In the biggest literature review into the subject of loneliness, the University of York looked at 23 studies involving 181,000 people for up to 21 years. They found that lonely people are around 30 per cent more likely to suffer a stroke or heart disease, two of the leading causes of death in Britain. More than 1 in 5 people in the UK privately admit they are ‘always or often lonely’. It is a public health problem.

I welcome the ‘Commission on Loneliness’ launched in memory of the murdered Labour MP Jo Cox, to look for practical solutions to reduce loneliness in the UK. Let’s do our bit, however small.
RIP Jo.

“Fools,” said I, “You do not know –
Silence like a cancer grows.
Hear my words that I might teach you.
Take my arms that I might reach you.
But my words like silent raindrops fell
And echoed in the wells of silence…
-Sound of Silence by ‘Simon and Garfunkel’

Ref:

http://www.telegraph.co.uk/news/2017/01/31/mps-launch-jo-coxs-commission-loneliness/
http://www.telegraph.co.uk/science/2016/04/19/loneliness-is-public-health-problem-which-raises-risk-of-stroke/

 

Day 821

Suicides are grossly under-reported. Here are a few reasons for that:

  1. Criminal standard of proof, “beyond reasonable doubt”, is required when determining the cause of death as suicide. Many suicides are recorded as ‘undetermined deaths’ because of that.
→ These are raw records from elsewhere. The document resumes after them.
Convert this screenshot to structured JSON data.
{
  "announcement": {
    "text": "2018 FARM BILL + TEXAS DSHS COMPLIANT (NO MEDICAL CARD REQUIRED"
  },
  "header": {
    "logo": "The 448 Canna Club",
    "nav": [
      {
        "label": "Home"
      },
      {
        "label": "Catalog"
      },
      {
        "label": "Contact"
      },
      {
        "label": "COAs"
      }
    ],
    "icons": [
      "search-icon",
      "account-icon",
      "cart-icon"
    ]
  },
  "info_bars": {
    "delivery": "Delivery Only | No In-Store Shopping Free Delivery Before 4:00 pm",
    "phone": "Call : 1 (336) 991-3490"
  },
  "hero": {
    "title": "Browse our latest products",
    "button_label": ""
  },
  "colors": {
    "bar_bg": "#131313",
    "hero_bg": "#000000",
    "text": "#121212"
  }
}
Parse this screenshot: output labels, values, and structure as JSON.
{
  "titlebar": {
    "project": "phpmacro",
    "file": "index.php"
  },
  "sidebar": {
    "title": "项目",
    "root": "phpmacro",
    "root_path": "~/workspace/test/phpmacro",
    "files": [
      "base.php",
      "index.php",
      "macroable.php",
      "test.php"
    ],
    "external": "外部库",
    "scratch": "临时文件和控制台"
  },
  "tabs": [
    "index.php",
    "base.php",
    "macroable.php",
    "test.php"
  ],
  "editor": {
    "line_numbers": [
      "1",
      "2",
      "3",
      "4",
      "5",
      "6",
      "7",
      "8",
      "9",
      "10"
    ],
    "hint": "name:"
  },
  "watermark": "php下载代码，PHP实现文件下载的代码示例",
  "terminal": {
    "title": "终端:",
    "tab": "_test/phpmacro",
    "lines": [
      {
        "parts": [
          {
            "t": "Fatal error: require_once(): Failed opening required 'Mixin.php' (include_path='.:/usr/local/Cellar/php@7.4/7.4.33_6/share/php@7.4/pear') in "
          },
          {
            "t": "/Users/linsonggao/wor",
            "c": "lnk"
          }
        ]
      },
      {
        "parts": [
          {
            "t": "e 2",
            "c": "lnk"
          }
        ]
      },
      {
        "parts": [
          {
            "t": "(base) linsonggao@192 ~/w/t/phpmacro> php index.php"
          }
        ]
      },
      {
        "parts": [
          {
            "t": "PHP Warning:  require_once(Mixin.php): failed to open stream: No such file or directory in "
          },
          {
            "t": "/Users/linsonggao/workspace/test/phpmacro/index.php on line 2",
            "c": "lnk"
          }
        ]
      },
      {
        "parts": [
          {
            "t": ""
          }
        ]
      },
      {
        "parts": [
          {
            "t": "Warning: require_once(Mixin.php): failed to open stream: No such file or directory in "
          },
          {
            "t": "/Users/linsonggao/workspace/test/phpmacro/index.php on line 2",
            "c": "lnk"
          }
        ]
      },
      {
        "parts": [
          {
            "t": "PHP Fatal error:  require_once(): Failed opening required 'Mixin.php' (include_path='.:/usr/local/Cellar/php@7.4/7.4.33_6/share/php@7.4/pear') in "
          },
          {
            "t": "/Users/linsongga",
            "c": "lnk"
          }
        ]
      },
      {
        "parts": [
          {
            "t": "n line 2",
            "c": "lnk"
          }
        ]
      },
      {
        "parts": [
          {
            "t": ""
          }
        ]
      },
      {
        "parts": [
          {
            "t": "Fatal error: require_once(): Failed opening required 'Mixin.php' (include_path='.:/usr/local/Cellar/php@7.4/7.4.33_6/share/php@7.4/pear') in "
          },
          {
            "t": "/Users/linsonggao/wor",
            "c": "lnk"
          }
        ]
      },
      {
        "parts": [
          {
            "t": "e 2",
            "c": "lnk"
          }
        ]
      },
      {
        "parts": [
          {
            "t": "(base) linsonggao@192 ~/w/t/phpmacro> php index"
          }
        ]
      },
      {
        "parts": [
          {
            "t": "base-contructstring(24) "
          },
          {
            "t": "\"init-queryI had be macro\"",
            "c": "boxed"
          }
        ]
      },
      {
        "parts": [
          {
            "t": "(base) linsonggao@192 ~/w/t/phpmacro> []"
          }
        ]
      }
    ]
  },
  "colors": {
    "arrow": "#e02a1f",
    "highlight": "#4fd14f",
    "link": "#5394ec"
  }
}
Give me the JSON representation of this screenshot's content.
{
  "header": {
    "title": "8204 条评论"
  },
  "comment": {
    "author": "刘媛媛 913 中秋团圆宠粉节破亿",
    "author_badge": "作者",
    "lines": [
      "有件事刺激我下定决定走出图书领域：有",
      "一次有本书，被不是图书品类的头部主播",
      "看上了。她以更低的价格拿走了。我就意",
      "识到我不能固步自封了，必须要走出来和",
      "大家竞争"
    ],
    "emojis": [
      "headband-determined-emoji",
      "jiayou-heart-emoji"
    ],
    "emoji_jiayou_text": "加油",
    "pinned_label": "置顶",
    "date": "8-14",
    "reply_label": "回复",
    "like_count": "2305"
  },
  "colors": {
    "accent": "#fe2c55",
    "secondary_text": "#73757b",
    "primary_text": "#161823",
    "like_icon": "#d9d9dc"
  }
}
The Chief Coroner is supportive of the change which would reduce the standard of proof for suicide to the civil standard and has expressed his view to the Ministry of Justice but the MoJ has steadfastly refused to change the way that coroners reach a suicide verdict despite persistent requests from Suicide Prevention charities such as PAPYRUS. This leads those of us campaigning on this issue to conclude that they deliberately want to suppress the figures around the number of people who take their own lives each year.
  1. MoJ argues that a change to the law would offend certain faith groups. We, at PAPYRUS believe that determining a cause of death should be about establishing facts, not about appeasing any particular sector of the community.
  1. Many families who have lost loved ones to suicide, particularly when the deceased are their children, do not want to hear that they ended their own life. Coroners are understandably sensitive and hence, reluctant to reach a verdict of suicide and conclude that the death occurred because of an accident or misadventure. An open or narrative verdict is often returned even when the evidence clearly shows that the person took his or her own life.
  1. Death is taboo and suicide is a deeper layer of taboo underneath. Mental illness is taboo and suicide is a darker layer of taboo underneath. The stigma attached to it stops everyone from being open about it.

Research by Professor Colin Pritchard at Bournemouth University suggests that if coroners used the civil standard of proof – “on the balance of probabilities” – we would see a 30-50% increase in recorded suicides. His research validates the view held by Papyrus that the current arrangements mask the true number of suicides in the UK.

Unless we can face the enemy, how can we ever hope to vanquish it?

Sources:

https://www.theguardian.com/commentisfree/2017/jan/09/suicide-crisis-law-uk-cause-of-death-young-people

http://www.inquest.org.uk/help/handbook/section-4-3-verdicts

http://www.thetimes.co.uk/article/thousands-of-suicides-hidden-to-comfort-grief-stricken-families-5fhkspfbx